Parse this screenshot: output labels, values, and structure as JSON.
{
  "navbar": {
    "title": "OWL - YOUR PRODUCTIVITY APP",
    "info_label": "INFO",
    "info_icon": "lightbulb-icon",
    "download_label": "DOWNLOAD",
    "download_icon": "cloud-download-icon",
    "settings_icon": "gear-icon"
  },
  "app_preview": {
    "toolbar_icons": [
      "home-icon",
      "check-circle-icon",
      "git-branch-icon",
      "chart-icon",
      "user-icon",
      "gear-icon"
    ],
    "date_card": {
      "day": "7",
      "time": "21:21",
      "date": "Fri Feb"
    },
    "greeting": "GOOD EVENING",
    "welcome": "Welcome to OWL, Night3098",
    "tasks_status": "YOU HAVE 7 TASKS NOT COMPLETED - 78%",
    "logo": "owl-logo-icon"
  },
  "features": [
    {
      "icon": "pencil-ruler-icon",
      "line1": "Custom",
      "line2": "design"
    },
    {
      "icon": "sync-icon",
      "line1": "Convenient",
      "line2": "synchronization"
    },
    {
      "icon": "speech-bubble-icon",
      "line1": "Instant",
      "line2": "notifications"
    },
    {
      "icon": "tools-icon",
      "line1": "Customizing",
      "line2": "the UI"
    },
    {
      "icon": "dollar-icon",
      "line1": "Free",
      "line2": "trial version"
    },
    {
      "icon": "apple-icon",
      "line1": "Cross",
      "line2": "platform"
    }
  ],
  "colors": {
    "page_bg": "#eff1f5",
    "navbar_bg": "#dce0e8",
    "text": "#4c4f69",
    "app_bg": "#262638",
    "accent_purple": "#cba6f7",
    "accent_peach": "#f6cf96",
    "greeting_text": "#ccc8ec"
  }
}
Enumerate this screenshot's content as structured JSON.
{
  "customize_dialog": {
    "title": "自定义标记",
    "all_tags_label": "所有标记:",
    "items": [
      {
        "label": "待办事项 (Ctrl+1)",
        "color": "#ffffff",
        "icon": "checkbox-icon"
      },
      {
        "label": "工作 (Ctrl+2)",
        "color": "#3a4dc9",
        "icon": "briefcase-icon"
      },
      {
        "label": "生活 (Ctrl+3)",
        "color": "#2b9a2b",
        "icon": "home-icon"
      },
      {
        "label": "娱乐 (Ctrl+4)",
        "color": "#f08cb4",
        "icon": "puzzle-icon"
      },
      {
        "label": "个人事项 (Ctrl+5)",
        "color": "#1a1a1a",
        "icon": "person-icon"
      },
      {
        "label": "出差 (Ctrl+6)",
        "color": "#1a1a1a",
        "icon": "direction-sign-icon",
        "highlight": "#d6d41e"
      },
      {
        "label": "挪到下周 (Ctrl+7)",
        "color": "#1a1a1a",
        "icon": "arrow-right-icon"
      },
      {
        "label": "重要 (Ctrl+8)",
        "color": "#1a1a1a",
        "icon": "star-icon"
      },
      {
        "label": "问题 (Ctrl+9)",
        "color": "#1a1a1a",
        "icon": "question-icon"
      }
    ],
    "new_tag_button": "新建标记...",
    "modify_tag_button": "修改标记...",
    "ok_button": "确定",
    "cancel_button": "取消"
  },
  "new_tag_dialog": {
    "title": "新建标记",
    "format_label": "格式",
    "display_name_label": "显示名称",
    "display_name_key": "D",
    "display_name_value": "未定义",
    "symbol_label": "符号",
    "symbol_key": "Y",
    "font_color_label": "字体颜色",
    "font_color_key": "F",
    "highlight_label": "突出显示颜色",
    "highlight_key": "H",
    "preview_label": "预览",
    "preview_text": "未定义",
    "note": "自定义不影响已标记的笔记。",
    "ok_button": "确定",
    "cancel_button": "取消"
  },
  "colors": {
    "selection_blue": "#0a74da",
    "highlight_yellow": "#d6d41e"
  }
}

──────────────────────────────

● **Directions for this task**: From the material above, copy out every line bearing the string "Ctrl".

● **Your response**:
        "label": "待办事项 (Ctrl+1)",
        "label": "工作 (Ctrl+2)",
        "label": "生活 (Ctrl+3)",
        "label": "娱乐 (Ctrl+4)",
        "label": "个人事项 (Ctrl+5)",
        "label": "出差 (Ctrl+6)",
        "label": "挪到下周 (Ctrl+7)",
        "label": "重要 (Ctrl+8)",
        "label": "问题 (Ctrl+9)",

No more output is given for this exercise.